Introduction of Multi-page Website
A multi-page website contains multiple pages and subpages within a menu. Unlike the single page website, the only way to navigate to and view pages in multi-page design is to click on the links within the menu.
The multi-page design is well-suited to nearly every type of project. Examples of multi-page web design can be found in eCommerce sites (such as Amazon), dashboard designs (such as Atlassian) and eLearning sites (such as Lynda).
The pros of multipage website design
There are three main advantages of the multi-page over the single page website.
Firstly, multi-page design offers unlimited scalability. Create as many pages as you like and expand the navigation system as needed. For instance, swap your top navigation bar for a custom mega menu with a search bar for endless navigation possibilities. Remember, the type of navigation design you opt for will depend on the depth of your website goes, the more a traditional navigation will struggle.

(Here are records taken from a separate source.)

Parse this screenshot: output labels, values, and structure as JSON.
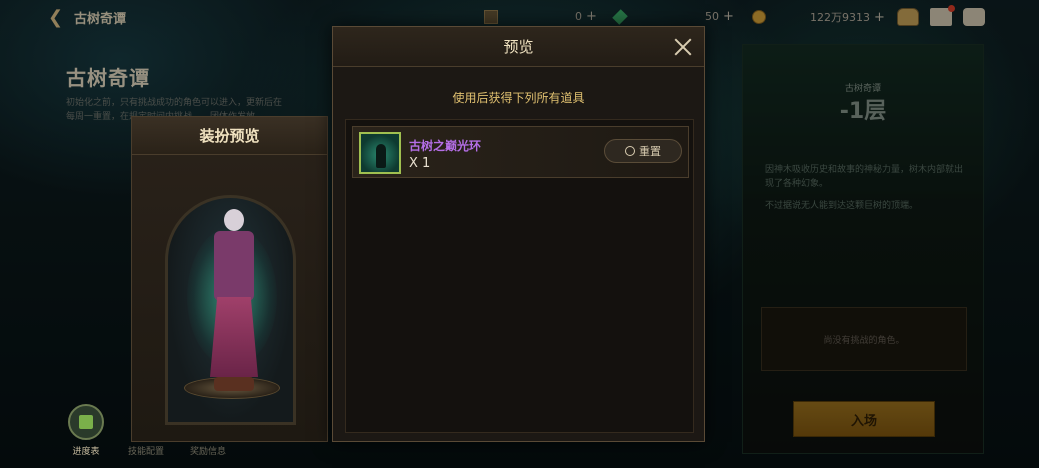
{
  "topbar": {
    "back_title": "古树奇谭",
    "resources": [
      {
        "name": "box-resource",
        "value": "0"
      },
      {
        "name": "gem-resource",
        "value": "50"
      },
      {
        "name": "gold-resource",
        "value": "122万9313"
      }
    ]
  },
  "page": {
    "title": "古树奇谭",
    "description": "初始化之前，只有挑战成功的角色可以进入，更新后在每周一重置，在规定时间内挑战……团体作发放。"
  },
  "outfit_panel": {
    "title": "装扮预览"
  },
  "bottom_nav": [
    {
      "label": "进度表"
    },
    {
      "label": "技能配置"
    },
    {
      "label": "奖励信息"
    }
  ],
  "modal": {
    "title": "预览",
    "subtitle": "使用后获得下列所有道具",
    "items": [
      {
        "name": "古树之巅光环",
        "quantity": "X 1",
        "action": "重置"
      }
    ]
  },
  "right_panel": {
    "floor_subtitle": "古树奇谭",
    "floor": "-1层",
    "description": "因神木吸收历史和故事的神秘力量，树木内部就出现了各种幻象。",
    "description2": "不过据说无人能到达这颗巨树的顶端。",
    "challenger_text": "尚没有挑战的角色。",
    "enter_label": "入场"
  }
}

Secondly, the navigation flow of a multi-page site is easy to follow. This type of website has been around since the 90s, which means that most users are familiar with it. As long as your website’s navigation flow is easy to follow, you’re smooth sailing with a multi-page design.
Finally, sites with several pages have powerful SEO capabilities. We’ve established that multi-page sites are more likely to have larger amounts of content than those with a single page. And although the SEO potential of each website heavily relies on your digital marketing strategy, just having the content potential to optimize your SEO is a great start. Learn more about the importance of SEO on your website here.
Looking to study the classic patterns designers rely on? Check out our guide to UI patterns.
The cons of multi-page website design
Multi-page websites seem to have worked for us up until now. By the way, there are a few disadvantages to take into account.
For instance, consider how you’ll manage regular updates to your site. Don’t forget that the design and content teams needs to maintain all the content. When considering whether to design a one-page or multi-page website, you need to think about whether having lots of content is cost-effective.
As Undsgn says: “updating and maintaining a single page is easier than taking care of several – you can’t argue with math!” And remember that low-quality or under-optimized content is just plain bad for business.
Another thing to take into consideration is your site’s bounce rate. Websites with heavy amounts of content are often slow-loading, distracting, and can cause users to bounce. And although not every multi-page website is content-heavy, with all that room to scale, it’s something to look out for.
Finally, multi-page design is harder to adapt to mobile. Unlike single page sites, where the same backend code can be used to develop the mobile site, multi-page designs need to be started from scratch to produce the mobile version. Not only is this more costly and time-consuming, but you risk losing design consistency across web and mobile platforms.
Whatever you want to achieve with your website, a website designer will often know the most effective way to execute it. Also, check Jpress if you’re looking for one.